At least they will wear masks
“Why are we not requiring the wearing of masks?” asked one parent at a Kettle Moraine school board meeting. WEAC also gave Kettle Moraine an “F” on its opening plans.
At the July 21 meeting, the school board went beyond just recommending that students and staff wear masks; it mandated them. Students who refuse to wear masks will face escalating disciplinary actions. On the third offense, the student will be removed from regular classes and placed in an alternative program.
There may be school activities where students don’t wear masks, including band or choir. Not wearing masks during choir should be especially concerning. Several high-profile virus spreads have occurred among choir members in other communities. Singing sends respiratory droplets much farther than normal conversations.
In an email to Ted Kraig, Regional Director of WEAC Region 7, Kettle Moraine stated that the grading done by WEAC was not accurate. The district gave no details. Kraig said WEAC is asking for specifics from Kettle Moraine and will make adjustments if needed. The WEAC grading of Kettle Moraine did take into consideration the school district’s modification of its mask requirement, and WEAC gave the district credit for that modification. Kettle Moraine got an “F” because it fell short in other standards.
Other school districts receiving an “F” from WEAC were Cudahy, Franklin, Greendale and West Bend. None have made major modifications to their opening protocols at this time. All districts are allowing parents to have their children learn virtually if they wish.
And meeting the wishes of parents appears to be the direction many districts are following. No district is more flexible than West Bend which will allow for full day instruction, virtual and a hybrid. Under their proposed hybrid model, students can learn at home in such classes as math, science and English, but come back to school for music, art and other hands-on classes. Whether the district can juggle all three options and still maintain a healthy environment remains to be seen.
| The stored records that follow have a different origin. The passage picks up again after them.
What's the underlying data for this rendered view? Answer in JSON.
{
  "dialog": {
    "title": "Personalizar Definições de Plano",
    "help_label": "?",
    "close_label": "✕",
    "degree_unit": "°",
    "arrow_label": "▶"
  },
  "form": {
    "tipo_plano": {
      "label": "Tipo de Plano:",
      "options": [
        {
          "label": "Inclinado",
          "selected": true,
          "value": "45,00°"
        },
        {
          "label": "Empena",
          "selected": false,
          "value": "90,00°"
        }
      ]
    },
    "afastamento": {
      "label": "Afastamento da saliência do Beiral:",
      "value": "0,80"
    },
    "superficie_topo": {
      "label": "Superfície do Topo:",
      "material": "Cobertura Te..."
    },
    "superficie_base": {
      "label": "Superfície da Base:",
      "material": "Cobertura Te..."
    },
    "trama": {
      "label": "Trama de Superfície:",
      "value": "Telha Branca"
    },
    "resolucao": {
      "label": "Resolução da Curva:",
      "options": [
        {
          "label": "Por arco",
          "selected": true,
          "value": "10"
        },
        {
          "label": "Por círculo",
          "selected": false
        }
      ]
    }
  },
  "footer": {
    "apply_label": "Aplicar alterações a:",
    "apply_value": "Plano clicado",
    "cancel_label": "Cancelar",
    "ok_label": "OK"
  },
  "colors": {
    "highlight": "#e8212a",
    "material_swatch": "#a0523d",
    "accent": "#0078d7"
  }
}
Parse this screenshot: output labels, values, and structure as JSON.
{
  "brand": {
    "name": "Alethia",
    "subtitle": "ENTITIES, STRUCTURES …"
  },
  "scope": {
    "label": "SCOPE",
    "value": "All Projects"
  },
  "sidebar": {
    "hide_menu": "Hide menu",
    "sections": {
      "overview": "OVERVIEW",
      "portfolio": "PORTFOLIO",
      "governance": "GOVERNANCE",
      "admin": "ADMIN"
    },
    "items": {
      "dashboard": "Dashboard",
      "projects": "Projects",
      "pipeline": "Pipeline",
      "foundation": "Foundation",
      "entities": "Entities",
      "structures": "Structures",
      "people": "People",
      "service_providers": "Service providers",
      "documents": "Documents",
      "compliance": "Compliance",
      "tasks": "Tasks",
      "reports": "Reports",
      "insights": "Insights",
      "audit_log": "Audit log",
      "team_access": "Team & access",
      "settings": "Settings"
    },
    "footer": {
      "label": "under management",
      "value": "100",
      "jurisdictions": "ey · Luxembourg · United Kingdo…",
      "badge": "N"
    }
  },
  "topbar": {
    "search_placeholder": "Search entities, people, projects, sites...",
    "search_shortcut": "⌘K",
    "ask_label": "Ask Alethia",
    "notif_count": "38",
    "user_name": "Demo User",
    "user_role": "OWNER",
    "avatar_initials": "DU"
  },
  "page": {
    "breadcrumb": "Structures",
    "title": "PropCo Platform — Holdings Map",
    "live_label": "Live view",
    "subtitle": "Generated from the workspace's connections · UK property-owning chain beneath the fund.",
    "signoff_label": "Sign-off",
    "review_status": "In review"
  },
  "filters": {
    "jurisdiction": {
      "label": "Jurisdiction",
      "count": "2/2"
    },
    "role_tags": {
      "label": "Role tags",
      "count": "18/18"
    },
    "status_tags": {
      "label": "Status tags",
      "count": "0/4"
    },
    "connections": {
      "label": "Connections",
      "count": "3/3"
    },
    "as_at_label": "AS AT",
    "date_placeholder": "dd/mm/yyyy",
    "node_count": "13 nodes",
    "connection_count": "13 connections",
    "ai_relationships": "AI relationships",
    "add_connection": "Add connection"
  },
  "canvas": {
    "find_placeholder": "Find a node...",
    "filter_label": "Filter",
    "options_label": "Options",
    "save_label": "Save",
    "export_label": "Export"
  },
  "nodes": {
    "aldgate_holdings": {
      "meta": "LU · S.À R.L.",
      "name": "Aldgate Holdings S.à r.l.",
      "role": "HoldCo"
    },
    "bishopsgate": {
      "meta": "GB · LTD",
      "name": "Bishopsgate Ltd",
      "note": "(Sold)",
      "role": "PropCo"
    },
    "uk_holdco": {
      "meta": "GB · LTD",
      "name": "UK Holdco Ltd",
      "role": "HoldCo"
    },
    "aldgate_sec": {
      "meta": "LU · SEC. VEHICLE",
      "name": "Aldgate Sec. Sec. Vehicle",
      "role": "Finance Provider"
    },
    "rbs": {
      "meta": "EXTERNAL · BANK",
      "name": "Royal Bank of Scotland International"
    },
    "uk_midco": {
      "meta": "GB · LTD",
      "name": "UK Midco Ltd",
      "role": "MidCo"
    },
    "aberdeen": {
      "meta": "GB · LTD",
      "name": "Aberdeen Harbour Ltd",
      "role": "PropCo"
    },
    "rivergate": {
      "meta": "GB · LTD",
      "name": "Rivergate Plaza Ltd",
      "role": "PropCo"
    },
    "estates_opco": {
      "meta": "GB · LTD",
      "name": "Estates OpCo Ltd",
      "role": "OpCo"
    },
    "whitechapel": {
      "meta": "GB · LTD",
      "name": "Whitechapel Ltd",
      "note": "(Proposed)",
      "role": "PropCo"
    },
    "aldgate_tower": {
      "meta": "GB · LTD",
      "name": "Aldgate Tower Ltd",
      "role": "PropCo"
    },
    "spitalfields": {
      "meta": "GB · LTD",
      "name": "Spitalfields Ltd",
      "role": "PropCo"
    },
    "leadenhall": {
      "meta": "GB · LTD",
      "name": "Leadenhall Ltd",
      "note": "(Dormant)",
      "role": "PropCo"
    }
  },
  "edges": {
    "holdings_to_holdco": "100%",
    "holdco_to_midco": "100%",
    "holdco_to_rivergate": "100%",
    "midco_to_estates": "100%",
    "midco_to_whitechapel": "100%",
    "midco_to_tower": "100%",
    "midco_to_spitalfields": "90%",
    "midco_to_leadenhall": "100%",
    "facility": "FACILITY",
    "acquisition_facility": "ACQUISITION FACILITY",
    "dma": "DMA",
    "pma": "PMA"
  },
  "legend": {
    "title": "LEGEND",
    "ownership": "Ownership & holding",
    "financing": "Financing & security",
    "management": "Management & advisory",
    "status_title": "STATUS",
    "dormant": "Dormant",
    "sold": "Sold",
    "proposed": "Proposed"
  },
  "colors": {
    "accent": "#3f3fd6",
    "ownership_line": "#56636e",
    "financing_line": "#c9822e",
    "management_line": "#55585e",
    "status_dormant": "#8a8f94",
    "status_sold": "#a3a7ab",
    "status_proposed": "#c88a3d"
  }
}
Virus spikes in Oconto Falls
Mud, dirt and possibly droplets containing the coronavirus flew through the air onto the crowd of spectators and participants at the Dirty City Motorplex in Lena, WI, just 30 miles north of Oconto Falls. Thousands were there for the Championship Off Road races that were held July 25-26.
Oconto Falls recorded its first death from the virus last Wednesday, August 12. Over 270 county residents have tested positive in a population of 4,500. According to Valarie Nickels, Oconto Falls teacher and union representative, there is speculation that the Motorplex may have been a major contributor to community spread in the county. Two restaurants in town had to close because employees were infected, and who knows how many birthday parties and social events may have contributed to the outbreak.
The district’s plan was to have all students in attendance four days a week using Wednesday for deep school cleaning and beginning training and connecting to students in case the school district must close down entirely and go virtual. On Monday, August 10, Nickels sent a six-page letter to the administration and board members outlining teacher concerns on school opening. By the end of the week, the superintendent responded with his own ten-page letter trying to answer those concerns.
On Monday August 17, the school board met. Since March, all board meetings have been held virtually. The public could observe the meetings by joining them online. However, despite the spike of COVID–19 in the community, the board elected to have this meeting in-person, with all participants wearing masks. Since the public could now attend the meeting in-person, the district stated that they had no obligation to allow the public to comment from remote locations. If the public wanted to say something, they had to attend. The meeting was not streamed online.
Nevertheless, we know from Monday’s meeting that Oconto Falls will make no changes from their original plan. Students will attend full days, four days a week.